**Work item:** After going through the data, give the number of lines that contain the word "Deluxe" as your sole answer.

** Opening Records for the exercise block **

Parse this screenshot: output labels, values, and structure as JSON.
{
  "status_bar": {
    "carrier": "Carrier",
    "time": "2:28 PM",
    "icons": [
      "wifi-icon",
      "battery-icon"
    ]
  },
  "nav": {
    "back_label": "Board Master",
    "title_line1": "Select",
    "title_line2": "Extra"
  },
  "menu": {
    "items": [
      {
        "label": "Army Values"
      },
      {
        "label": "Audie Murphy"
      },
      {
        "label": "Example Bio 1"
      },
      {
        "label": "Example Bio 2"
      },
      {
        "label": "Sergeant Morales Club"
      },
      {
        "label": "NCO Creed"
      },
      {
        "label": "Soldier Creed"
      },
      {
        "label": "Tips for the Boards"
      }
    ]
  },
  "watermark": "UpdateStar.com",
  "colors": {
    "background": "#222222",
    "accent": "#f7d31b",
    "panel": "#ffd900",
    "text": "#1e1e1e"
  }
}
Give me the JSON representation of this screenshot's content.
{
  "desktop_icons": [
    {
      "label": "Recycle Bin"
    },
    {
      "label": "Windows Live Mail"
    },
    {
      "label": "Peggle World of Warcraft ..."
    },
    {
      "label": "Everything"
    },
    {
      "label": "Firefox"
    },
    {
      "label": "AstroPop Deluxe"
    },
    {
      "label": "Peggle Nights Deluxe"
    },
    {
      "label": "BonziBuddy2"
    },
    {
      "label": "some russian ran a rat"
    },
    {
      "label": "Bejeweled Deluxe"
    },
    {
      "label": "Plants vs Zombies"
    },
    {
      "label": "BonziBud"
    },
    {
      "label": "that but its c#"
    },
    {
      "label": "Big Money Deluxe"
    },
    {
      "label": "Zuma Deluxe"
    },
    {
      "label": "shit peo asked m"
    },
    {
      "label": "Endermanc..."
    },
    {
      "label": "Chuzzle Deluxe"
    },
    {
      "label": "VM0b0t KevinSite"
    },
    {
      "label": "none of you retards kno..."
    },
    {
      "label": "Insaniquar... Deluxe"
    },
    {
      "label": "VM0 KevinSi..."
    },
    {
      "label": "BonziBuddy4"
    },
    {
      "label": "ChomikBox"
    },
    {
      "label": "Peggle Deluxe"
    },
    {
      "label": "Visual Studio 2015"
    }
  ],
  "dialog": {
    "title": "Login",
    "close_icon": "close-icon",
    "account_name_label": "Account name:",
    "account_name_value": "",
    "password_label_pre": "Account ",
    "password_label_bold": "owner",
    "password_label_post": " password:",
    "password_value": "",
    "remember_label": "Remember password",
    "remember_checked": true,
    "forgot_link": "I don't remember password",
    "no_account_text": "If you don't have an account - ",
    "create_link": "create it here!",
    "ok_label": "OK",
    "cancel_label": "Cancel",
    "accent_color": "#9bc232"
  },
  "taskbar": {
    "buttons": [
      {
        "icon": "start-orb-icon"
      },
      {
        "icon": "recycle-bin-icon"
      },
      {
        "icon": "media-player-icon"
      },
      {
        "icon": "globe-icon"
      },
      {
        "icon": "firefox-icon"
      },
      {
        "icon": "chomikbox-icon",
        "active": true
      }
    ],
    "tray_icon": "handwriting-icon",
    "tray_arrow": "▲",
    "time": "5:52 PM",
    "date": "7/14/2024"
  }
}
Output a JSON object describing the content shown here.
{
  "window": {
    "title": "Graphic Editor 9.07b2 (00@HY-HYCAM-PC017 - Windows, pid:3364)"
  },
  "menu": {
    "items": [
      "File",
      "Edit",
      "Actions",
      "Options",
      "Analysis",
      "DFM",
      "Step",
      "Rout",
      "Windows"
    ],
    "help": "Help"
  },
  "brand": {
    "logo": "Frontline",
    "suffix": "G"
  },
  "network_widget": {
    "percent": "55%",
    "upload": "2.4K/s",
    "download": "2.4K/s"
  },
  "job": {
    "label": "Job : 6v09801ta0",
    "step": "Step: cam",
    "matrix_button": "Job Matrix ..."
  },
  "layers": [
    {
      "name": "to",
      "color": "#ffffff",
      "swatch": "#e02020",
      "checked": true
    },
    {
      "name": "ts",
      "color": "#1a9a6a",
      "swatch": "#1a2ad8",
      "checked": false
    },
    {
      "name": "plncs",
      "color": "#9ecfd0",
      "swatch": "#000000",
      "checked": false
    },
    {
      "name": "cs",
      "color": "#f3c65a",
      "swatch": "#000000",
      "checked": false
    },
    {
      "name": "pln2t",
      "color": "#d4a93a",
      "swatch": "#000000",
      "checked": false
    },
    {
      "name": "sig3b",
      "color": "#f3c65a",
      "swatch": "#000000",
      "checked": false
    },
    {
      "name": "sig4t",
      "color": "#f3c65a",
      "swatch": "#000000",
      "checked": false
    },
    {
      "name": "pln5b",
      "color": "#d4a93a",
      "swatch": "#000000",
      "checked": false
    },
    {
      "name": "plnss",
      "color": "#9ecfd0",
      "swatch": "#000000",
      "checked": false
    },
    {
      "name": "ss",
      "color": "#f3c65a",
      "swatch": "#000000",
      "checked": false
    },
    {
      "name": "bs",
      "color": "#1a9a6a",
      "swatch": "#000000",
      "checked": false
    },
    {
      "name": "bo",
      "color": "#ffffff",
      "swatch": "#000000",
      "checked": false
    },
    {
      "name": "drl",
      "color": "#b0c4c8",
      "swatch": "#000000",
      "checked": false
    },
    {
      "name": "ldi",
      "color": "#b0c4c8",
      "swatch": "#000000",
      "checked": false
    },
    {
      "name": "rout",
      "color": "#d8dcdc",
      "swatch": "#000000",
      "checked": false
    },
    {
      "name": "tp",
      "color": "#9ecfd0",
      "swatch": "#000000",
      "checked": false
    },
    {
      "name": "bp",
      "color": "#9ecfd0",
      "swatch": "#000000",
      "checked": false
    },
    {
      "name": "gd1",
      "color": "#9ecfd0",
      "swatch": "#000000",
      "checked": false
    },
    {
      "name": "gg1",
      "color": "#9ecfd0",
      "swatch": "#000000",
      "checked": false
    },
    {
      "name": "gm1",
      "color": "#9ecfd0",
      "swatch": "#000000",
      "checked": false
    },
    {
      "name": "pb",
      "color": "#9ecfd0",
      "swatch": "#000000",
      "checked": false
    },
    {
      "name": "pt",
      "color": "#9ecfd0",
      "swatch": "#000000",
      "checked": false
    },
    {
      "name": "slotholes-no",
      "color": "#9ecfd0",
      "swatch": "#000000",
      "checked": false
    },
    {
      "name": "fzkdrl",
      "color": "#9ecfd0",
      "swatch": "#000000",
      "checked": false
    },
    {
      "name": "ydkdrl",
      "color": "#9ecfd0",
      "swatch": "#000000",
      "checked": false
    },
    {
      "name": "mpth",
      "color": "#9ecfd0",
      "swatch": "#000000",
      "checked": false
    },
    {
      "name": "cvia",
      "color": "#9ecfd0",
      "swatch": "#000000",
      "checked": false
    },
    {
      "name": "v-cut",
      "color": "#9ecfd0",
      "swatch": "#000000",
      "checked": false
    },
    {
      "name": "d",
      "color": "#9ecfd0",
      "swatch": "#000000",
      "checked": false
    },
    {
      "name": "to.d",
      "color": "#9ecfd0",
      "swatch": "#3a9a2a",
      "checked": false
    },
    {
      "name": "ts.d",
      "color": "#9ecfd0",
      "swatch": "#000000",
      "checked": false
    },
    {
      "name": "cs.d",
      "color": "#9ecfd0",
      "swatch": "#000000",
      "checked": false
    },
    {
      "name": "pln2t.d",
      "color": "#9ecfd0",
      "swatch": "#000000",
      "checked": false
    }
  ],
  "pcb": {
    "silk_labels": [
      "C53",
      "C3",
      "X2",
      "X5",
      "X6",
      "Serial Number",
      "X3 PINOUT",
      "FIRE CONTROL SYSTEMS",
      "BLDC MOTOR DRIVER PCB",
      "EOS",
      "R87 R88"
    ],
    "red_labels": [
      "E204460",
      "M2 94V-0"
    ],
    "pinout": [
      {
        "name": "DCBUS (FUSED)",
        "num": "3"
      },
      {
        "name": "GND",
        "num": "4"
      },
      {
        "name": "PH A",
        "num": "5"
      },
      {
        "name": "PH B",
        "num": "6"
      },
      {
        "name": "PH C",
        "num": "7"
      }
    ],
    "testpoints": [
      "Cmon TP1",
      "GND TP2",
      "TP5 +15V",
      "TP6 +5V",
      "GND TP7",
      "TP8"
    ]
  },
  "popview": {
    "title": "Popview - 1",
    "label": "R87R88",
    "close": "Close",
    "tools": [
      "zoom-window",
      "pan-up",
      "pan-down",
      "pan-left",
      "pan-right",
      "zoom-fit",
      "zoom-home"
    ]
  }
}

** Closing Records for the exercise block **

**Problem solution:** 8